Even before he outlines his upcoming job-creation plan to Congress next week, President Obama admits he is “frustrated” with lawmakers because it’s “been a long time since Congress was focused on what the American people need them to be focused on.”
Obama acknowledged his feelings in an email to campaign supporters Wednesday evening, the same night he and GOP House Speaker John Boehner jousted over even when the president should be able to address a joint session of Congress to present his jobs proposals.
Rather than focus on jobs, Obama spent much of the recent months locked in a protracted debate with Republicans over steep cuts to the federal budget because conservatives had threatened to allow the government go into default for the first time without those cuts.
With the nation’s unemployment rate stuck above 9 percent, however, the president says he understands job creation must become a Washington priority.
“That’s why I’m putting forward a set of bipartisan proposals to help grow the economy and create jobs — that means strengthening our small businesses, giving needed breaks to middle-class families, while taking responsible steps to bring down our deficit,” Obama says. “I’m asking lawmakers to look past short-term politics and take action on that plan.”
Obama had asked Boehner and Senate Majority Leader Harry Reid (D-Nev.) to speak before Congress next Tuesday. Boehner, however, rejected that date because Obama’s speech would have conflicted with a planned televised debate among the 2012 GOP presidential contenders. Ultimately, Obama rescheduled and is now set to give his speech on Wednesday.

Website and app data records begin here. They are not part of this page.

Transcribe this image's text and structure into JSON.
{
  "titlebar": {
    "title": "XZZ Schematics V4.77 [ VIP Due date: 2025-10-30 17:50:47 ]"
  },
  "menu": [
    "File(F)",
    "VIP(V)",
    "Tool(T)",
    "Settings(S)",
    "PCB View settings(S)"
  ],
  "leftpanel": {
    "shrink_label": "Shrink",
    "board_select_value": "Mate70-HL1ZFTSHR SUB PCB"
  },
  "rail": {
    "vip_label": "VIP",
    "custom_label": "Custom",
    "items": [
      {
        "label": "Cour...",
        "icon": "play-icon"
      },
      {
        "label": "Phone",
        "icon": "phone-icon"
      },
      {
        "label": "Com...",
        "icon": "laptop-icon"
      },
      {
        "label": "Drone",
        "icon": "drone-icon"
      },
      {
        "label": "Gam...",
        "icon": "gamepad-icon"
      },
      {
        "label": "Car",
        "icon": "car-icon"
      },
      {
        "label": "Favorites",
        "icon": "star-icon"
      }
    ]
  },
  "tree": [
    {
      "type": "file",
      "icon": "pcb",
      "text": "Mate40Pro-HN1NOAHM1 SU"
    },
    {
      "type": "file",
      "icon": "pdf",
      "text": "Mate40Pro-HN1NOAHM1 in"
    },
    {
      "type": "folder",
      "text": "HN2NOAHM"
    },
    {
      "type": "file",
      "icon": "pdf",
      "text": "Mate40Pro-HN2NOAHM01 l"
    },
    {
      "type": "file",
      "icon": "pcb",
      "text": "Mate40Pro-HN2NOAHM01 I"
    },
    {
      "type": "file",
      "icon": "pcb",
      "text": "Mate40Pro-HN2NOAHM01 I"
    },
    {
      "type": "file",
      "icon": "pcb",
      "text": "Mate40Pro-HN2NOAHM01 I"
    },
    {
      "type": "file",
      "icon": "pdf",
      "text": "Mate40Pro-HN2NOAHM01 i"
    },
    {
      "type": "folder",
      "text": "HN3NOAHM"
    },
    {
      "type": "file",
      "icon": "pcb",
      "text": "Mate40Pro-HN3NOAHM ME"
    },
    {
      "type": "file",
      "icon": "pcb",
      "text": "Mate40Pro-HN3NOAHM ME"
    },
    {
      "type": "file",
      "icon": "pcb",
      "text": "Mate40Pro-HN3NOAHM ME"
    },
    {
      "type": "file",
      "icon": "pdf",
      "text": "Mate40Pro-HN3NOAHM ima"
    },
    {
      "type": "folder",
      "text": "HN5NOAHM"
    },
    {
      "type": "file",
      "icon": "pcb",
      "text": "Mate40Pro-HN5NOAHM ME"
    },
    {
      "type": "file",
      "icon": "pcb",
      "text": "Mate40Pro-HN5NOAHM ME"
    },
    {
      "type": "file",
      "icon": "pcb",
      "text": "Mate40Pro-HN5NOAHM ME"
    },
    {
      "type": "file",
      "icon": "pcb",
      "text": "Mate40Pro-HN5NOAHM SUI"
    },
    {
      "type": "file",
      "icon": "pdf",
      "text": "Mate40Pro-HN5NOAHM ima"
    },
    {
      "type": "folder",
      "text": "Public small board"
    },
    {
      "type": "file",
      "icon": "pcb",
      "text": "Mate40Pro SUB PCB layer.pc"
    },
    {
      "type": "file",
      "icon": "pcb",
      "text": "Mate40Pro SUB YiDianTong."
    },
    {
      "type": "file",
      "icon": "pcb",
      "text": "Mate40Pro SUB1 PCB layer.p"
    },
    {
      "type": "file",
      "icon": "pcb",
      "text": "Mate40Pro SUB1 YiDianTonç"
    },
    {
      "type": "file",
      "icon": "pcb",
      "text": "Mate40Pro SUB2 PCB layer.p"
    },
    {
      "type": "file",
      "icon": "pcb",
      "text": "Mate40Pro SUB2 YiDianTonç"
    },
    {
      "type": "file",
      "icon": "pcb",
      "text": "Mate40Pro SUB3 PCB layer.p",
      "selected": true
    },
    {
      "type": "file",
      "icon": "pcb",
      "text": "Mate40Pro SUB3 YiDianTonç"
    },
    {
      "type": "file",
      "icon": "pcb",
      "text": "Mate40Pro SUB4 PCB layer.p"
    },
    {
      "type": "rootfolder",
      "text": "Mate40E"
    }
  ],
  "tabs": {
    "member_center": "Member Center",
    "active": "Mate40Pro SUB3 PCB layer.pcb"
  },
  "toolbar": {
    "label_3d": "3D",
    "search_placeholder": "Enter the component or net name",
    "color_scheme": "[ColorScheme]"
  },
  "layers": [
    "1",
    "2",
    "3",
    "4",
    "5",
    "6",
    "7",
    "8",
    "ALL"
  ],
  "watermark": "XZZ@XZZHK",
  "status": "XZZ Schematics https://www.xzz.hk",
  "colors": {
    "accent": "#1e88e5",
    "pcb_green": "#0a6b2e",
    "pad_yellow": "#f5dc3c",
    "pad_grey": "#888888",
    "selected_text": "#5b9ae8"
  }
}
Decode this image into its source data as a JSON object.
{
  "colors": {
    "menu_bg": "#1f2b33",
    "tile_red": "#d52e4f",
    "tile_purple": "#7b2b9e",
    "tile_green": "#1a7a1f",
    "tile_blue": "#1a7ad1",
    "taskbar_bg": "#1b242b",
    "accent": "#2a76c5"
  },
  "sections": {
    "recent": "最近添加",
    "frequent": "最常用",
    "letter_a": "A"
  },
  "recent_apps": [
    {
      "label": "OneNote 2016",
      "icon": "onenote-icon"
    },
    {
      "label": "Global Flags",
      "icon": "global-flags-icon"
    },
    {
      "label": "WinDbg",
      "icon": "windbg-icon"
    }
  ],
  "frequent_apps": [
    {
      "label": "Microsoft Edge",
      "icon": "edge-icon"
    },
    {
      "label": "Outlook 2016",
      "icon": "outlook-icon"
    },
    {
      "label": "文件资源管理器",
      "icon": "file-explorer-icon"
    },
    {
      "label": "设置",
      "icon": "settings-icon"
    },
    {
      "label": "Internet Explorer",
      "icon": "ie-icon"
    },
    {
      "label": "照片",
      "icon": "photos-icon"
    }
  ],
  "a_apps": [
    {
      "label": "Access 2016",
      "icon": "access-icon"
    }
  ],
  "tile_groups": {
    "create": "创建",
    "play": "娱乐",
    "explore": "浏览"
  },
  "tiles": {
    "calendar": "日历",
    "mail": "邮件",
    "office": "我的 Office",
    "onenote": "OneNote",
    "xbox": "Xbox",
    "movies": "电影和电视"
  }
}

In his email, titled “Frustrated” and emailed from his barackobama.com Internet domain, the president says he understands that recalcitrant congressional Republicans may want to ignore his jobs plan for political reasons.
“But both you and I can pressure them to do the right thing. We can send the message that the American people are playing by the rules and meeting their responsibilities — and it’s time for our leaders in Congress to meet theirs,” Obama says. “And we must hold them accountable if they don’t.”
To create that pressure, the president’s email includes a link for supporters to add their names to an online petition at barackobama.com, asking Congress to pass his job-creation proposals.
Obama’s ability to win a second term next year may well hinge on whether he is seen chipping away at the nation’s persistent jobs crisis.
Scott Nance is the editor and publisher of the news site The Washington Current. He has covered Congress and the federal government for more than a decade.